Physics Stack Exchange is a question and answer site for active researchers, academics and students of physics. Join them; it only takes a minute:

Sign up
Here's how it works:
  1. Anybody can ask a question
  2. Anybody can answer
  3. The best answers are voted up and rise to the top

Why is it that currents don't flow at the speed of light, but rather significant ratios of the speed of light. I don't have any formal reasoning as to why they would flow at the speed of light-I just feel as if it would make sense. That being said, the fact that they do move at near the speed of light is also peculiar to me. Lastly, if you have current and area determined, can you figure out the velocity of the charges? I suppose you would also need to know how big the charges are. I just have no intuition as to how to go about analyzing the speed of current in some given wire.

share|cite|improve this question
As Lagerbaer notes, current are typically very slow. Signals move at a significant fraction of $c$. – dmckee May 15 '13 at 5:08
Possible duplicate: – Qmechanic May 15 '13 at 6:19
Resistance of a wire. Some materials are known to have higher resistivity. They are charges moving. Current is the rate of flow of charges. Those charges still have mass. Anything that has mass cannot travel at the speed of light unless it has infinite energy. Unless the Electromotive force is extremely high, probably near infinite.. I think only then will it be possible? – owlp May 15 '13 at 8:49

A current is nothing than charged particles moving. Since those charged particles also have a mass, it follows that they cannot possibly reach the speed of light.

In a real material that conducts electricity, the average net velocity of charges is actually very, very low, because they bump into atoms all the time, which basically sends them flying off in random directions until they get acellerated again.

The key word that you'd be interested in is drift velocity.

EDIT: However, something is quite fast (almost speed of light), and that's the propagation of the electric field associated with the current (see comments).

share|cite|improve this answer
... and the electric potential generated by the moving charge travels through the conductor at significant fraction of the speed of light. – Brandon Enright May 15 '13 at 4:50
@BrandonEnright's comment is key here - when you flip a light switch, you don't have to wait for the electrons near the switch to travel to the light-bulb. The electric field is affected all the way throughout the circuit at a much faster speed than the electron drift speed. – kleingordon May 15 '13 at 5:32
I never made a claim to the contrary; I was just talking about current :) – Lagerbaer May 15 '13 at 5:41
So the 'electrons' in the wire aren't really moving? It seems as though the electrons would move faster in the absence of current flow than in its presence (.00028 m/s isn't very fast). It's amazing how we can send signals when the actual electrons are simply oscillating about their initial positions (in alternating current). It's kind of like vibrating one end of a very long rod, but having the signal travel much faster than any individual piece (the signal I believe travels at the local speed of sound?) The electrical circuit is then simply an modern version of the tin can telephone. – Greg May 15 '13 at 6:15
@Greg "It's amazing how we can send signals when the actual electrons are [...]" Firstly the electrons do exhibit a net movement, and though they move slowly there are a lot of them doing it, but perhaps more importantly you should be treating the electromagnetic fields are first class objects that are just as important as particles and changes in those fields propagate quickly. – dmckee May 15 '13 at 13:36

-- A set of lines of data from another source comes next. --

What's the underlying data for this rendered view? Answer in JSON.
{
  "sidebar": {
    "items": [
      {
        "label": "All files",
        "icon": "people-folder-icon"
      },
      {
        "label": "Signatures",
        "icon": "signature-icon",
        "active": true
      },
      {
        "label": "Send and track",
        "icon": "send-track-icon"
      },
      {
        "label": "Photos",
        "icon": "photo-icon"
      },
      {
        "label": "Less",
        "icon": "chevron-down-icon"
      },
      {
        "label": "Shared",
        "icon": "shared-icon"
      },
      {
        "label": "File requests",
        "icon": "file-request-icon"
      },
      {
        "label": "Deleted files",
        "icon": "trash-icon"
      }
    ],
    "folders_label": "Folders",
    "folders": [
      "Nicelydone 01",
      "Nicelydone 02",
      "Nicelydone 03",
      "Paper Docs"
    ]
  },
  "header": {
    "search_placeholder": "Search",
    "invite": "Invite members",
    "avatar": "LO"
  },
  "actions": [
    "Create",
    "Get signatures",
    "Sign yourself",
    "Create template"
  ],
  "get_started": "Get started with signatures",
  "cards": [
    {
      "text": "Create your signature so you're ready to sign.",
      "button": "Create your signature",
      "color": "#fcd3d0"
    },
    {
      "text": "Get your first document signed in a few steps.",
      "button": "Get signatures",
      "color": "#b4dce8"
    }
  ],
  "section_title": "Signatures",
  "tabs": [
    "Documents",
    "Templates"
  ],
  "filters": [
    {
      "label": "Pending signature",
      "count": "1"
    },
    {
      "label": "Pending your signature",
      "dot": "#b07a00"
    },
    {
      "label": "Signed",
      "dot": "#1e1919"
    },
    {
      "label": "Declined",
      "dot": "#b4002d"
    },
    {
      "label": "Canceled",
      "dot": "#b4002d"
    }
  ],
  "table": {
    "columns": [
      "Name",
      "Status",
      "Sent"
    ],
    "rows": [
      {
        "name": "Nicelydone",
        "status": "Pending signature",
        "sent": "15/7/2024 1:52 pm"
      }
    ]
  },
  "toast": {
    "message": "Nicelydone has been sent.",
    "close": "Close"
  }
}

Current is movement of charge. In conductors that's usually electrons doing the movement (flowing). One of the things keeping them from moving quickly is that they bump into each other and all the metal atom nucleus's constantly. Secondly, because your battery isn't sufficient, it creates a very limited potential difference. Even if the electrons never bumped into any nucleus, by energy conservation $\frac{mv^2}{2} = eV$ the electron speed $v$ will be much less than the $V$ potential, compared to the speed of light. Also, then there'll be other relativistic effects. relativistic effect means , that as you will move faster , it will require more energy to further increase your speed . If you take a very high potential Battery .

In the case of an induced EMF circuit , however, this energy conservation relation won't hold as now $\vec E$ / $\vec B$ aren't conservative , so , here relativistic effects and resistance only will be the reason why current can never attain speed of light .

share|cite|improve this answer
You should elaborate on "there'll be other relativistic effects". I can't think of any relativistic effects for "normal" voltage and current levels in typical everyday conductors. – Brandon Enright May 15 '13 at 6:45
Regarding your edit and explanation "it will require more energy to further increase your speed . If you take a very high potential Battery" is there ever a (reasonable) case where drift velocity or thermal velocities approach levels where relativistic effects matter? I'm almost certain the conductor would melt long before the electrons had relativistic velocities. – Brandon Enright May 15 '13 at 6:51
@BrandonEnright Yes, I said even if all of this theoretically happens the melting point of the conductor isn't a theoretical restriction but rather a practical one . – user23503 May 15 '13 at 6:53

Your Answer


By posting your answer, you agree to the privacy policy and terms of service.